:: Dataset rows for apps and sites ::
[Start of Attachment]

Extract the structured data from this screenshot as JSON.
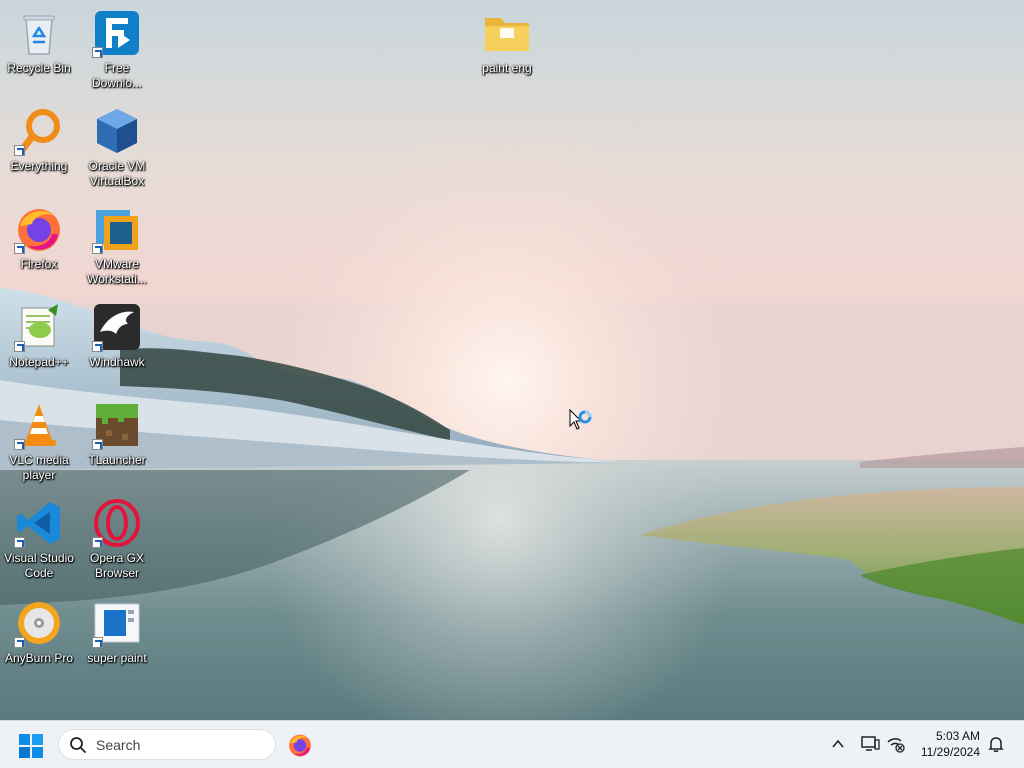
{
  "desktop": {
    "icons": [
      {
        "id": "recycle-bin",
        "label": "Recycle Bin"
      },
      {
        "id": "free-download",
        "label": "Free Downlo..."
      },
      {
        "id": "paint-eng",
        "label": "paint eng"
      },
      {
        "id": "everything",
        "label": "Everything"
      },
      {
        "id": "virtualbox",
        "label": "Oracle VM VirtualBox"
      },
      {
        "id": "firefox",
        "label": "Firefox"
      },
      {
        "id": "vmware",
        "label": "VMware Workstati..."
      },
      {
        "id": "notepadpp",
        "label": "Notepad++"
      },
      {
        "id": "windhawk",
        "label": "Windhawk"
      },
      {
        "id": "vlc",
        "label": "VLC media player"
      },
      {
        "id": "tlauncher",
        "label": "TLauncher"
      },
      {
        "id": "vscode",
        "label": "Visual Studio Code"
      },
      {
        "id": "operagx",
        "label": "Opera GX Browser"
      },
      {
        "id": "anyburn",
        "label": "AnyBurn Pro"
      },
      {
        "id": "superpaint",
        "label": "super paint"
      }
    ]
  },
  "taskbar": {
    "search_placeholder": "Search",
    "pinned": [
      {
        "icon": "firefox-icon"
      }
    ],
    "clock": {
      "time": "5:03 AM",
      "date": "11/29/2024"
    }
  },
  "colors": {
    "taskbar_bg": "#eef1f5",
    "accent": "#0078d4"
  }
}
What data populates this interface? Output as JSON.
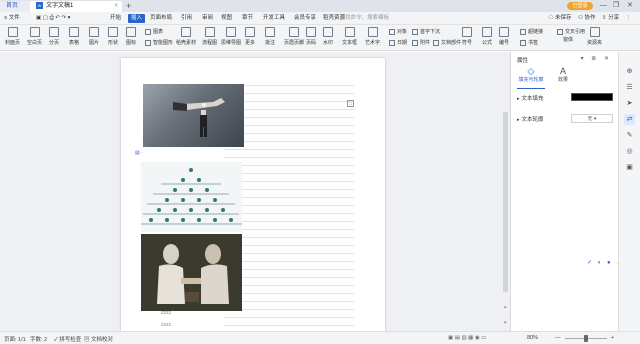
{
  "titlebar": {
    "home_tab": "首页",
    "doc_tab": "文字文稿1",
    "doc_tab_icon": "W",
    "new_tab": "+",
    "login": "已登录",
    "minimize": "—",
    "restore": "❐",
    "close": "✕"
  },
  "menubar": {
    "file": "≡ 文件",
    "items": [
      "开始",
      "插入",
      "页面布局",
      "引用",
      "审阅",
      "视图",
      "章节",
      "开发工具",
      "会员专享",
      "稻壳资源"
    ],
    "search_placeholder": "查找命令、搜索模板",
    "right": [
      "未保存",
      "协作",
      "分享"
    ]
  },
  "ribbon": {
    "big": [
      "封面页",
      "空白页",
      "分页",
      "表格",
      "图片",
      "形状",
      "图标",
      "稻壳素材",
      "流程图",
      "思维导图",
      "更多",
      "批注",
      "页眉页脚",
      "页码",
      "水印",
      "文本框",
      "艺术字",
      "日期",
      "附件",
      "文档部件",
      "符号",
      "公式",
      "编号",
      "超链接",
      "书签",
      "首字下沉",
      "对象",
      "截屏",
      "交叉引用",
      "窗体",
      "资源夹"
    ],
    "small": {
      "chart": "图表",
      "smart": "智能图形",
      "object": "对象",
      "dropcap": "首字下沉",
      "cross": "交叉引用",
      "window": "窗体"
    }
  },
  "document": {
    "page_btn": "□",
    "cursor_icon": "▤ ·",
    "footer_lines": [
      "2222",
      "2222"
    ]
  },
  "panel": {
    "title": "属性",
    "icons": "▾ ⊕ ✕",
    "tabs": [
      {
        "icon": "◇",
        "label": "填充与轮廓"
      },
      {
        "icon": "A",
        "label": "效果"
      }
    ],
    "fill_label": "文本填充",
    "outline_label": "文本轮廓",
    "outline_value": "无",
    "fill_color": "#000000"
  },
  "word_tools": "✓ ◐ ● ↔ ⋯",
  "sidebar_icons": [
    "⊕",
    "☰",
    "➤",
    "⇄",
    "✎",
    "◎",
    "▣"
  ],
  "statusbar": {
    "page": "页面: 1/1",
    "words": "字数: 2",
    "spell": "✓ 拼写检查",
    "proof": "▤ 文档校对",
    "zoom": "80%",
    "zoom_minus": "—",
    "zoom_plus": "+"
  }
}
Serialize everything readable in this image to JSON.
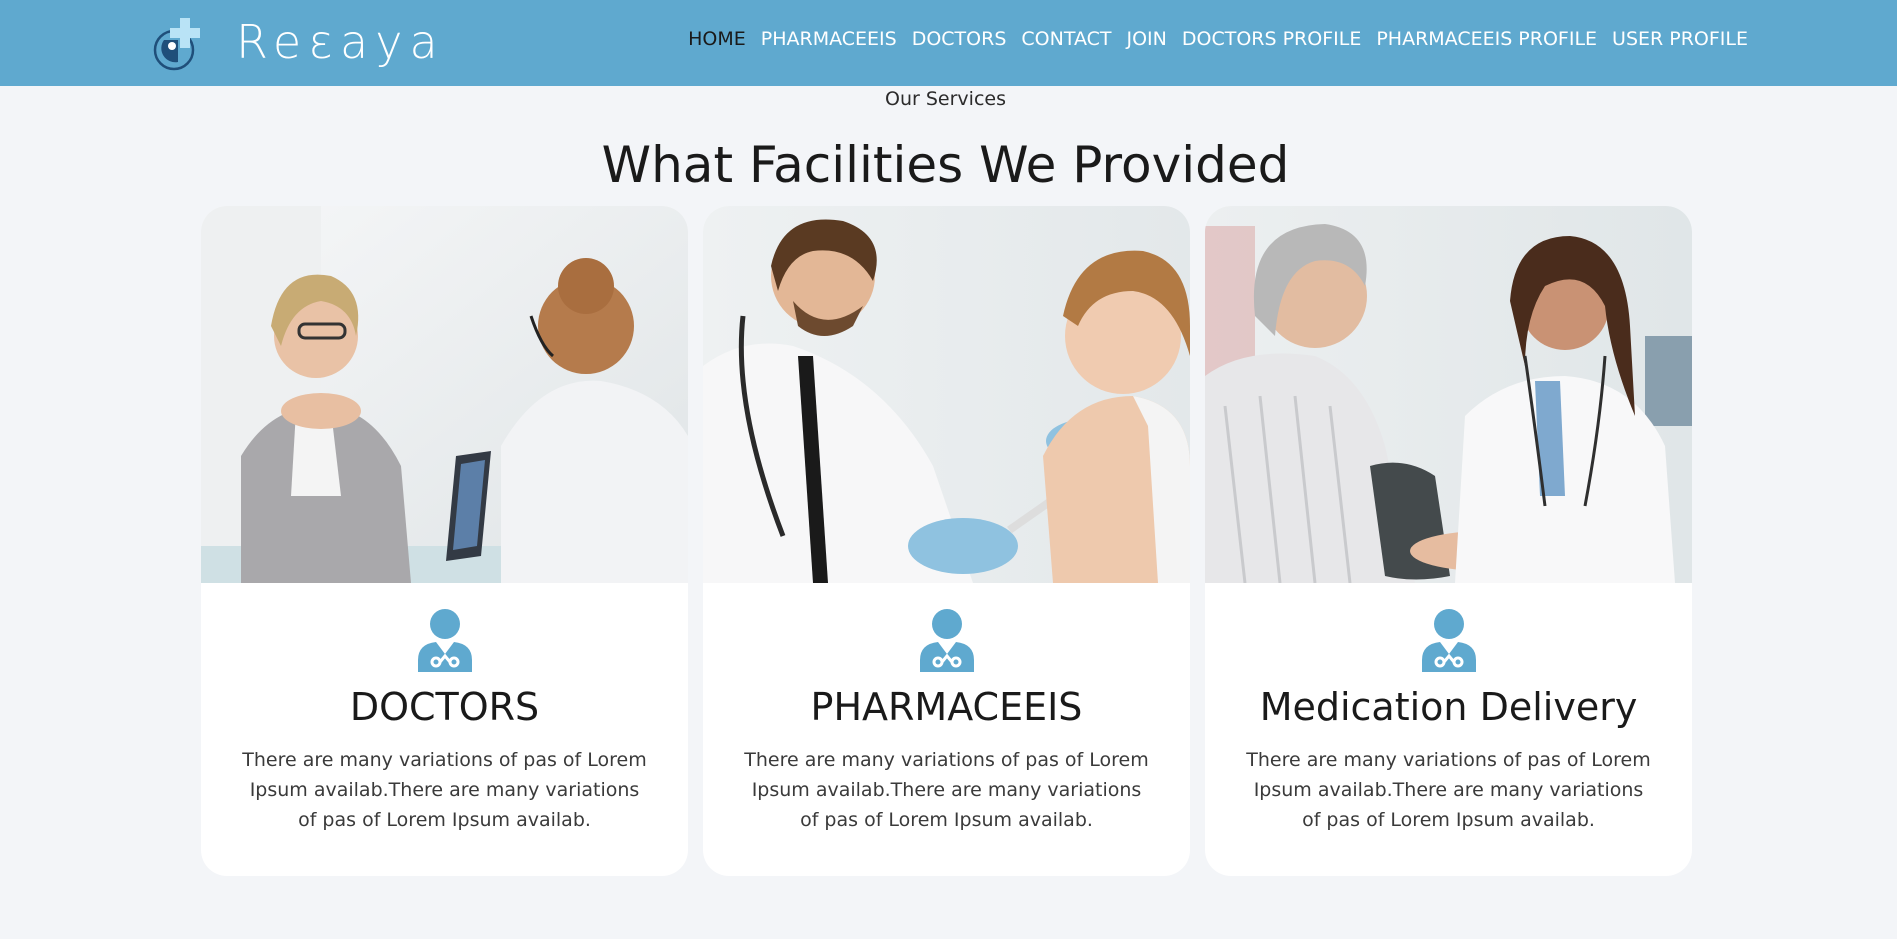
{
  "brand": {
    "name": "Reɛaya",
    "color": "#5fa9cf"
  },
  "nav": {
    "items": [
      {
        "label": "HOME",
        "active": true
      },
      {
        "label": "PHARMACEEIS"
      },
      {
        "label": "DOCTORS"
      },
      {
        "label": "CONTACT"
      },
      {
        "label": "JOIN"
      },
      {
        "label": "DOCTORS PROFILE"
      },
      {
        "label": "PHARMACEEIS PROFILE"
      },
      {
        "label": "USER PROFILE"
      }
    ]
  },
  "services": {
    "subtitle": "Our Services",
    "heading": "What Facilities We Provided",
    "cards": [
      {
        "image": "photo: doctor consulting smiling senior woman at desk with laptop",
        "icon": "doctor-icon",
        "title": "DOCTORS",
        "text": "There are many variations of pas of Lorem Ipsum availab.There are many variations of pas of Lorem Ipsum availab."
      },
      {
        "image": "photo: male doctor giving vaccine injection to a boy",
        "icon": "doctor-icon",
        "title": "PHARMACEEIS",
        "text": "There are many variations of pas of Lorem Ipsum availab.There are many variations of pas of Lorem Ipsum availab."
      },
      {
        "image": "photo: female doctor measuring blood pressure of senior woman",
        "icon": "doctor-icon",
        "title": "Medication Delivery",
        "text": "There are many variations of pas of Lorem Ipsum availab.There are many variations of pas of Lorem Ipsum availab."
      }
    ]
  }
}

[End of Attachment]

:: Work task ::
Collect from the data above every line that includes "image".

:: Result ::
Serialize everything readable in this image to JSON.
        "image": "photo: doctor consulting smiling senior woman at desk with laptop",
        "image": "photo: male doctor giving vaccine injection to a boy",
        "image": "photo: female doctor measuring blood pressure of senior woman",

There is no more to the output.